** EXERCISE OBJECTIVE **
Copy out the records that follow, leaving every character as it is.

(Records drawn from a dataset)
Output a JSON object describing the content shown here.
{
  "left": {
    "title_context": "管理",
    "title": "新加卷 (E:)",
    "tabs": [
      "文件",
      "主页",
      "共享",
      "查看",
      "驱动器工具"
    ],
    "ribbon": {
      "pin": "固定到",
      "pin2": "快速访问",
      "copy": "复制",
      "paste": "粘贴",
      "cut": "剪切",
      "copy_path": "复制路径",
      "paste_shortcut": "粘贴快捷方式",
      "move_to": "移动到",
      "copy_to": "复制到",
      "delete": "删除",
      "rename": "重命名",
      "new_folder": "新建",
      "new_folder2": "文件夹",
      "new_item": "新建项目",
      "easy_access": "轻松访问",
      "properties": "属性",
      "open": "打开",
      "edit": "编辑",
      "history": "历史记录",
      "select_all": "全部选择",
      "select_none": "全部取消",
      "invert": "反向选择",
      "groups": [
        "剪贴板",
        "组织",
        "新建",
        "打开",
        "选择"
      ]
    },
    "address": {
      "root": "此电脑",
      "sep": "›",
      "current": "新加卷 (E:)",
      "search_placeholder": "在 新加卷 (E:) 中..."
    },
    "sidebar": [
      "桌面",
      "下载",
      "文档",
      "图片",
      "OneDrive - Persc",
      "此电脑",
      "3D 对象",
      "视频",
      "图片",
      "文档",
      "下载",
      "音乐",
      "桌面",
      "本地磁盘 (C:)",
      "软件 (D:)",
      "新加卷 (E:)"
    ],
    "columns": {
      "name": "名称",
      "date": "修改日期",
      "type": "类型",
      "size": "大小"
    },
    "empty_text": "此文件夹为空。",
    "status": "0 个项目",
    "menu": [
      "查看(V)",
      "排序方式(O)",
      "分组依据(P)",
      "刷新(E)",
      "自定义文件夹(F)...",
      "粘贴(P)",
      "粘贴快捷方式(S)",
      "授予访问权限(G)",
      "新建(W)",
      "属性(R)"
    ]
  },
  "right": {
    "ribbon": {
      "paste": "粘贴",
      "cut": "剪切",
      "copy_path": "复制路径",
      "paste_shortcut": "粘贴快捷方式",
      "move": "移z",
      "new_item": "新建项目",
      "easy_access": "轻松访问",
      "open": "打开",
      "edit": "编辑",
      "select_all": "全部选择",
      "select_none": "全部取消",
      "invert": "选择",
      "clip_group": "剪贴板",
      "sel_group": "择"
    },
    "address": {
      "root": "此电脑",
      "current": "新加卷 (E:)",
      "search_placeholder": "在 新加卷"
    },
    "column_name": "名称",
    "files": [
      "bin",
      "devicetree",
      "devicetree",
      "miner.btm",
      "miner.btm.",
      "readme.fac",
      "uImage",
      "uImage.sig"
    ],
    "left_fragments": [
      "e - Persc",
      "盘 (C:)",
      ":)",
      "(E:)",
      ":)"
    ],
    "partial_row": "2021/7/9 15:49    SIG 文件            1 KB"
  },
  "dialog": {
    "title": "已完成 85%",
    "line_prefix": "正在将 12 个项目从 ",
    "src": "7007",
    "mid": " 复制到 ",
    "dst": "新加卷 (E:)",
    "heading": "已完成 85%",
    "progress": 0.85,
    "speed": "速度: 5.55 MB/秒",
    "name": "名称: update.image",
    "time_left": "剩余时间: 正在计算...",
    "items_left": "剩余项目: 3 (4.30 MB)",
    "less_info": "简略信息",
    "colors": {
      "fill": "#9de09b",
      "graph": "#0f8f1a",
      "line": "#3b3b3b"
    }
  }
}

** EXERCISE ANSWER **
Output a JSON object describing the content shown here.
{
  "left": {
    "title_context": "管理",
    "title": "新加卷 (E:)",
    "tabs": [
      "文件",
      "主页",
      "共享",
      "查看",
      "驱动器工具"
    ],
    "ribbon": {
      "pin": "固定到",
      "pin2": "快速访问",
      "copy": "复制",
      "paste": "粘贴",
      "cut": "剪切",
      "copy_path": "复制路径",
      "paste_shortcut": "粘贴快捷方式",
      "move_to": "移动到",
      "copy_to": "复制到",
      "delete": "删除",
      "rename": "重命名",
      "new_folder": "新建",
      "new_folder2": "文件夹",
      "new_item": "新建项目",
      "easy_access": "轻松访问",
      "properties": "属性",
      "open": "打开",
      "edit": "编辑",
      "history": "历史记录",
      "select_all": "全部选择",
      "select_none": "全部取消",
      "invert": "反向选择",
      "groups": [
        "剪贴板",
        "组织",
        "新建",
        "打开",
        "选择"
      ]
    },
    "address": {
      "root": "此电脑",
      "sep": "›",
      "current": "新加卷 (E:)",
      "search_placeholder": "在 新加卷 (E:) 中..."
    },
    "sidebar": [
      "桌面",
      "下载",
      "文档",
      "图片",
      "OneDrive - Persc",
      "此电脑",
      "3D 对象",
      "视频",
      "图片",
      "文档",
      "下载",
      "音乐",
      "桌面",
      "本地磁盘 (C:)",
      "软件 (D:)",
      "新加卷 (E:)"
    ],
    "columns": {
      "name": "名称",
      "date": "修改日期",
      "type": "类型",
      "size": "大小"
    },
    "empty_text": "此文件夹为空。",
    "status": "0 个项目",
    "menu": [
      "查看(V)",
      "排序方式(O)",
      "分组依据(P)",
      "刷新(E)",
      "自定义文件夹(F)...",
      "粘贴(P)",
      "粘贴快捷方式(S)",
      "授予访问权限(G)",
      "新建(W)",
      "属性(R)"
    ]
  },
  "right": {
    "ribbon": {
      "paste": "粘贴",
      "cut": "剪切",
      "copy_path": "复制路径",
      "paste_shortcut": "粘贴快捷方式",
      "move": "移z",
      "new_item": "新建项目",
      "easy_access": "轻松访问",
      "open": "打开",
      "edit": "编辑",
      "select_all": "全部选择",
      "select_none": "全部取消",
      "invert": "选择",
      "clip_group": "剪贴板",
      "sel_group": "择"
    },
    "address": {
      "root": "此电脑",
      "current": "新加卷 (E:)",
      "search_placeholder": "在 新加卷"
    },
    "column_name": "名称",
    "files": [
      "bin",
      "devicetree",
      "devicetree",
      "miner.btm",
      "miner.btm.",
      "readme.fac",
      "uImage",
      "uImage.sig"
    ],
    "left_fragments": [
      "e - Persc",
      "盘 (C:)",
      ":)",
      "(E:)",
      ":)"
    ],
    "partial_row": "2021/7/9 15:49    SIG 文件            1 KB"
  },
  "dialog": {
    "title": "已完成 85%",
    "line_prefix": "正在将 12 个项目从 ",
    "src": "7007",
    "mid": " 复制到 ",
    "dst": "新加卷 (E:)",
    "heading": "已完成 85%",
    "progress": 0.85,
    "speed": "速度: 5.55 MB/秒",
    "name": "名称: update.image",
    "time_left": "剩余时间: 正在计算...",
    "items_left": "剩余项目: 3 (4.30 MB)",
    "less_info": "简略信息",
    "colors": {
      "fill": "#9de09b",
      "graph": "#0f8f1a",
      "line": "#3b3b3b"
    }
  }
}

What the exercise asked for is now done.